WHAT IS NEEDED
Copy every record word for word. Pictures are not part of the copy.

MATERIALS PROVIDED
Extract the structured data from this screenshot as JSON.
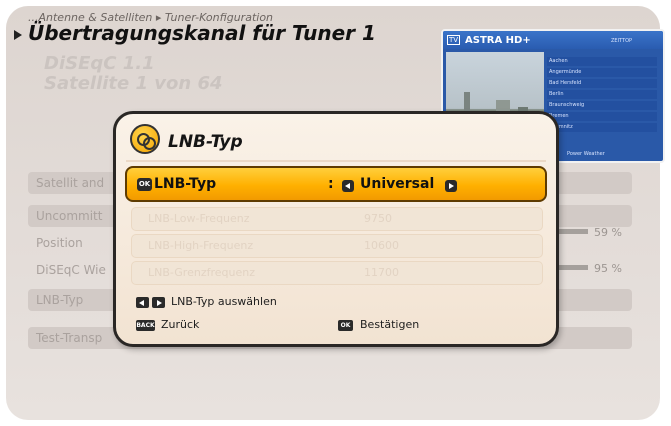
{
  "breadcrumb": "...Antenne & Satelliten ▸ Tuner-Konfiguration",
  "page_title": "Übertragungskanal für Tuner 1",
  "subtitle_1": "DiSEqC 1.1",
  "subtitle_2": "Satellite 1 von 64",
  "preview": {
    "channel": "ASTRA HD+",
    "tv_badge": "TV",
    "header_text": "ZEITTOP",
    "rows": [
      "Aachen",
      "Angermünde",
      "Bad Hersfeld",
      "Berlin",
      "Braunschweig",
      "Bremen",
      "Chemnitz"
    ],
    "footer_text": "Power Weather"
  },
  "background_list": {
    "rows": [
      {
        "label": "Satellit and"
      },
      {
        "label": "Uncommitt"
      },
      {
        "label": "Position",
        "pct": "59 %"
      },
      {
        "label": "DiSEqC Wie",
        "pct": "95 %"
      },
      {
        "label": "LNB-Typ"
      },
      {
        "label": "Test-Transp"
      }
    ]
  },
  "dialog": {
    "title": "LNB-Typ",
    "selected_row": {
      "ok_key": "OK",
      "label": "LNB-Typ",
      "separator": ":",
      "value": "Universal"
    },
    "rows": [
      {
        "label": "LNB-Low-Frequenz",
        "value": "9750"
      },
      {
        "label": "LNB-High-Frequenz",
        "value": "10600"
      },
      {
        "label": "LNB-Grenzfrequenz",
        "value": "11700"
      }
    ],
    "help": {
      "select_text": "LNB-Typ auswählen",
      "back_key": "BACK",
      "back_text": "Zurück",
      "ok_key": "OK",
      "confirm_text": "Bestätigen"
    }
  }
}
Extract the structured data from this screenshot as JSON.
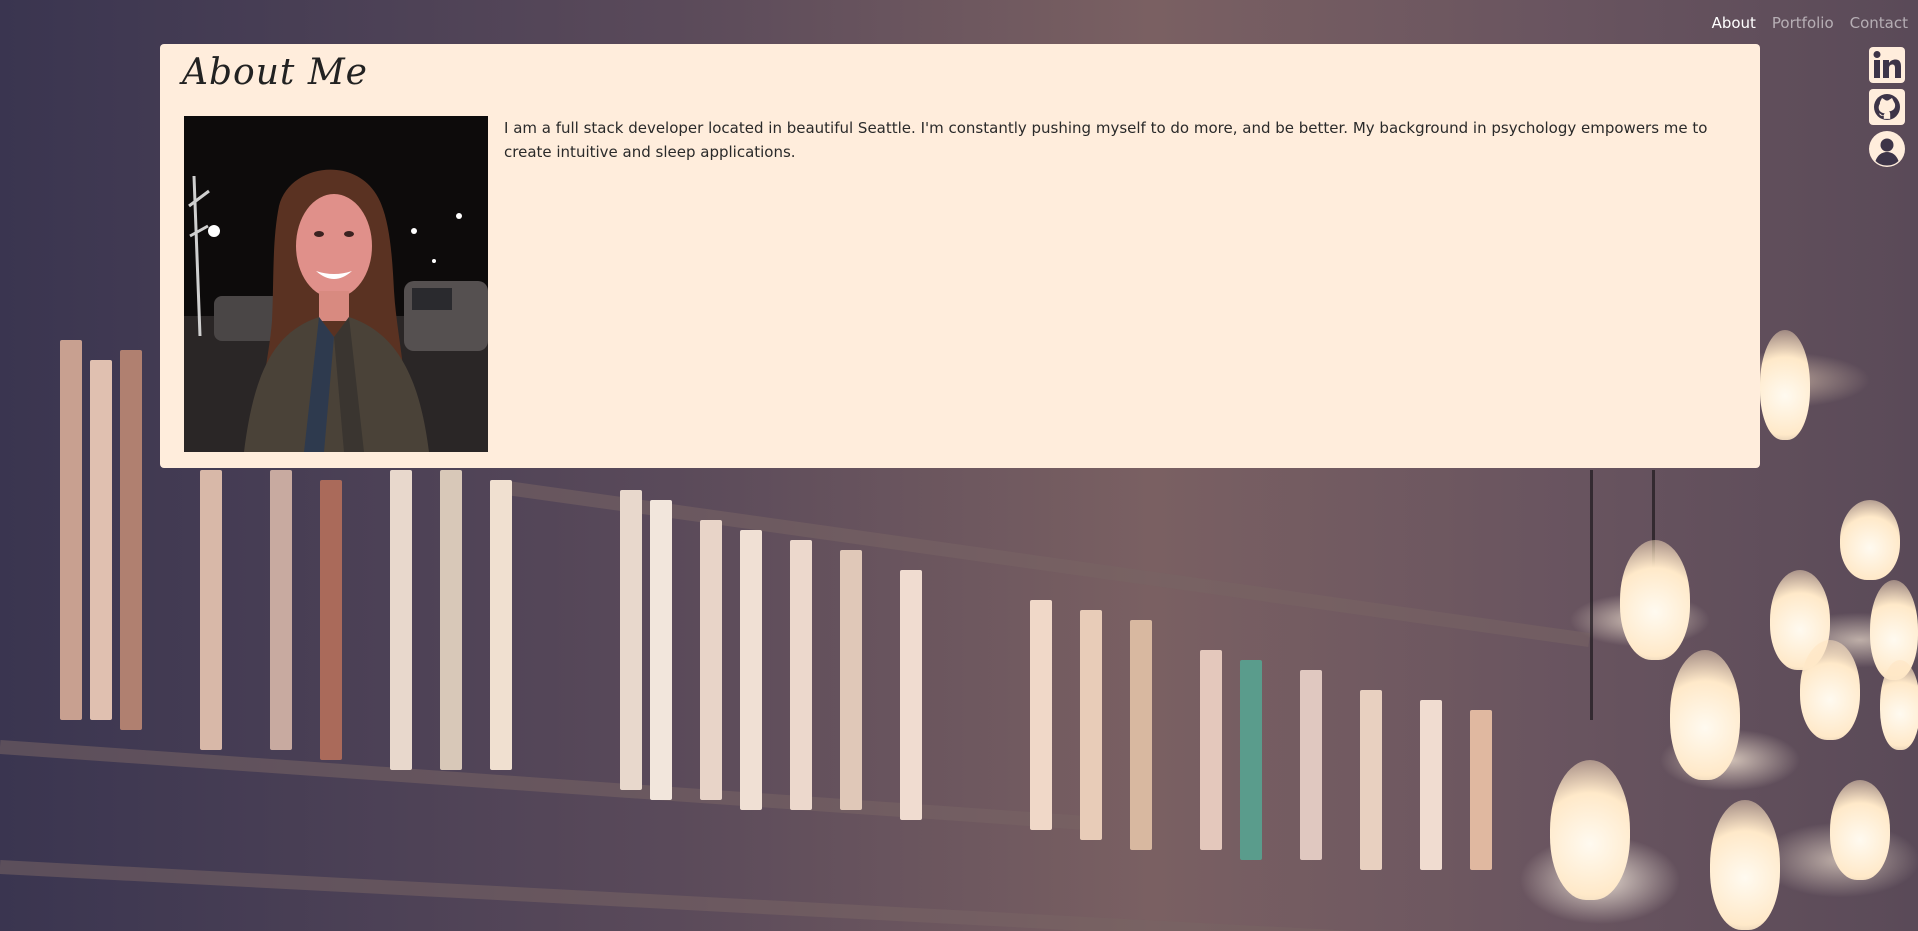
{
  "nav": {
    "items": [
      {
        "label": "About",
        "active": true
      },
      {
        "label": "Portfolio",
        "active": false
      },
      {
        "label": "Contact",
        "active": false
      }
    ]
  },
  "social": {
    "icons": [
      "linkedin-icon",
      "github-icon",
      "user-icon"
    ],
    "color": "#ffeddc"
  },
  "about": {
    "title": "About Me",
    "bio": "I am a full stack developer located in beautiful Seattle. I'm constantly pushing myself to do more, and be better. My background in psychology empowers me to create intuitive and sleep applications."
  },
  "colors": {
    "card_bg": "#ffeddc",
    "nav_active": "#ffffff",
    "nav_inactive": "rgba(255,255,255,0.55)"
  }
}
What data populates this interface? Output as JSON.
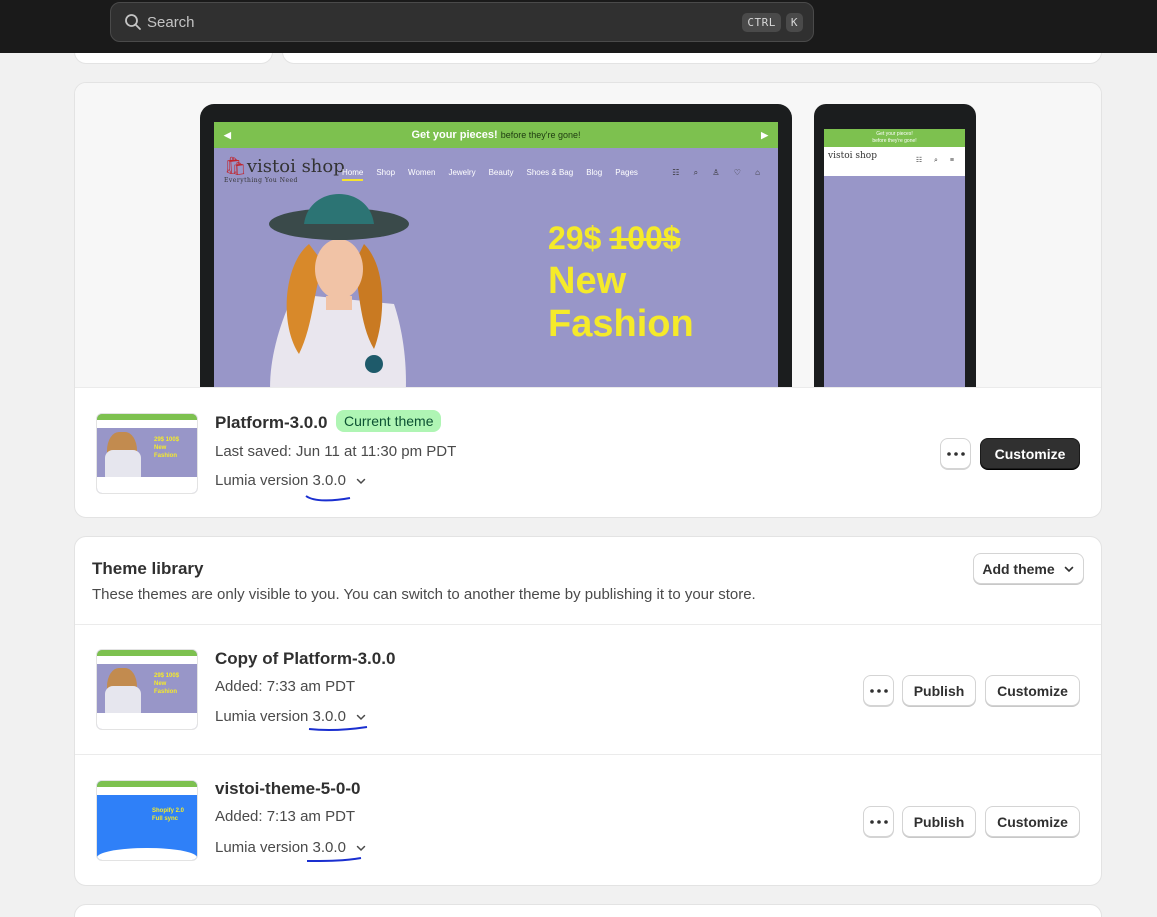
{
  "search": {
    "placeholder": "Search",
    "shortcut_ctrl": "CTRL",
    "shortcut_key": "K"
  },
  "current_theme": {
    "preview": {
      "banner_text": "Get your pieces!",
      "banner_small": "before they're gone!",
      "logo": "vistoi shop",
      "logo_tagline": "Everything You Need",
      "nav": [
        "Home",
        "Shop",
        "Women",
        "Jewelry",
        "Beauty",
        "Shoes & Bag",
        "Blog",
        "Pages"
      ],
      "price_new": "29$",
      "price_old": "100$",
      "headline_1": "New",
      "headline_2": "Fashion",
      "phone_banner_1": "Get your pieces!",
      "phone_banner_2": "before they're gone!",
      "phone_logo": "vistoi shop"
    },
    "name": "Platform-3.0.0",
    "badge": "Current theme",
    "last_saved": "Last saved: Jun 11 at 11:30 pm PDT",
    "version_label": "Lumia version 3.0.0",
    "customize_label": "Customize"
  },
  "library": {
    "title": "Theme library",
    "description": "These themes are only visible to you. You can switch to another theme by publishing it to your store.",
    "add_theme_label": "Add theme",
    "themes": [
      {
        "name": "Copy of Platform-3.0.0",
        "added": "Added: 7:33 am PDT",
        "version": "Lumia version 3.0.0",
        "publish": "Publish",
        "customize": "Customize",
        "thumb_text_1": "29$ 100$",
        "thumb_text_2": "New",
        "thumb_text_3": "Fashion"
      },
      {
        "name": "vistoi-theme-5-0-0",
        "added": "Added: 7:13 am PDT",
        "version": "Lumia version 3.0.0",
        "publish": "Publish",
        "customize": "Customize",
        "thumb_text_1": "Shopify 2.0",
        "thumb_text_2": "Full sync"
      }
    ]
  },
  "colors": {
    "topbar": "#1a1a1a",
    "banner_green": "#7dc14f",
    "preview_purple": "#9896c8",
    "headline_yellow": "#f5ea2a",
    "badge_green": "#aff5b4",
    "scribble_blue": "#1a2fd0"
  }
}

ANSWER BOX
Extract the structured data from this screenshot as JSON.
{
  "breadcrumb": "...Antenne & Satelliten ▸ Tuner-Konfiguration",
  "page_title": "Übertragungskanal für Tuner 1",
  "subtitle_1": "DiSEqC 1.1",
  "subtitle_2": "Satellite 1 von 64",
  "preview": {
    "channel": "ASTRA HD+",
    "tv_badge": "TV",
    "header_text": "ZEITTOP",
    "rows": [
      "Aachen",
      "Angermünde",
      "Bad Hersfeld",
      "Berlin",
      "Braunschweig",
      "Bremen",
      "Chemnitz"
    ],
    "footer_text": "Power Weather"
  },
  "background_list": {
    "rows": [
      {
        "label": "Satellit and"
      },
      {
        "label": "Uncommitt"
      },
      {
        "label": "Position",
        "pct": "59 %"
      },
      {
        "label": "DiSEqC Wie",
        "pct": "95 %"
      },
      {
        "label": "LNB-Typ"
      },
      {
        "label": "Test-Transp"
      }
    ]
  },
  "dialog": {
    "title": "LNB-Typ",
    "selected_row": {
      "ok_key": "OK",
      "label": "LNB-Typ",
      "separator": ":",
      "value": "Universal"
    },
    "rows": [
      {
        "label": "LNB-Low-Frequenz",
        "value": "9750"
      },
      {
        "label": "LNB-High-Frequenz",
        "value": "10600"
      },
      {
        "label": "LNB-Grenzfrequenz",
        "value": "11700"
      }
    ],
    "help": {
      "select_text": "LNB-Typ auswählen",
      "back_key": "BACK",
      "back_text": "Zurück",
      "ok_key": "OK",
      "confirm_text": "Bestätigen"
    }
  }
}
Extract the structured data from this screenshot as JSON.
{
  "nav": {
    "items": [
      {
        "label": "About",
        "active": true
      },
      {
        "label": "Portfolio",
        "active": false
      },
      {
        "label": "Contact",
        "active": false
      }
    ]
  },
  "social": {
    "icons": [
      "linkedin-icon",
      "github-icon",
      "user-icon"
    ],
    "color": "#ffeddc"
  },
  "about": {
    "title": "About Me",
    "bio": "I am a full stack developer located in beautiful Seattle. I'm constantly pushing myself to do more, and be better. My background in psychology empowers me to create intuitive and sleep applications."
  },
  "colors": {
    "card_bg": "#ffeddc",
    "nav_active": "#ffffff",
    "nav_inactive": "rgba(255,255,255,0.55)"
  }
}
What data populates this interface? Output as JSON.
{
  "search": {
    "placeholder": "Search",
    "shortcut_ctrl": "CTRL",
    "shortcut_key": "K"
  },
  "current_theme": {
    "preview": {
      "banner_text": "Get your pieces!",
      "banner_small": "before they're gone!",
      "logo": "vistoi shop",
      "logo_tagline": "Everything You Need",
      "nav": [
        "Home",
        "Shop",
        "Women",
        "Jewelry",
        "Beauty",
        "Shoes & Bag",
        "Blog",
        "Pages"
      ],
      "price_new": "29$",
      "price_old": "100$",
      "headline_1": "New",
      "headline_2": "Fashion",
      "phone_banner_1": "Get your pieces!",
      "phone_banner_2": "before they're gone!",
      "phone_logo": "vistoi shop"
    },
    "name": "Platform-3.0.0",
    "badge": "Current theme",
    "last_saved": "Last saved: Jun 11 at 11:30 pm PDT",
    "version_label": "Lumia version 3.0.0",
    "customize_label": "Customize"
  },
  "library": {
    "title": "Theme library",
    "description": "These themes are only visible to you. You can switch to another theme by publishing it to your store.",
    "add_theme_label": "Add theme",
    "themes": [
      {
        "name": "Copy of Platform-3.0.0",
        "added": "Added: 7:33 am PDT",
        "version": "Lumia version 3.0.0",
        "publish": "Publish",
        "customize": "Customize",
        "thumb_text_1": "29$ 100$",
        "thumb_text_2": "New",
        "thumb_text_3": "Fashion"
      },
      {
        "name": "vistoi-theme-5-0-0",
        "added": "Added: 7:13 am PDT",
        "version": "Lumia version 3.0.0",
        "publish": "Publish",
        "customize": "Customize",
        "thumb_text_1": "Shopify 2.0",
        "thumb_text_2": "Full sync"
      }
    ]
  },
  "colors": {
    "topbar": "#1a1a1a",
    "banner_green": "#7dc14f",
    "preview_purple": "#9896c8",
    "headline_yellow": "#f5ea2a",
    "badge_green": "#aff5b4",
    "scribble_blue": "#1a2fd0"
  }
}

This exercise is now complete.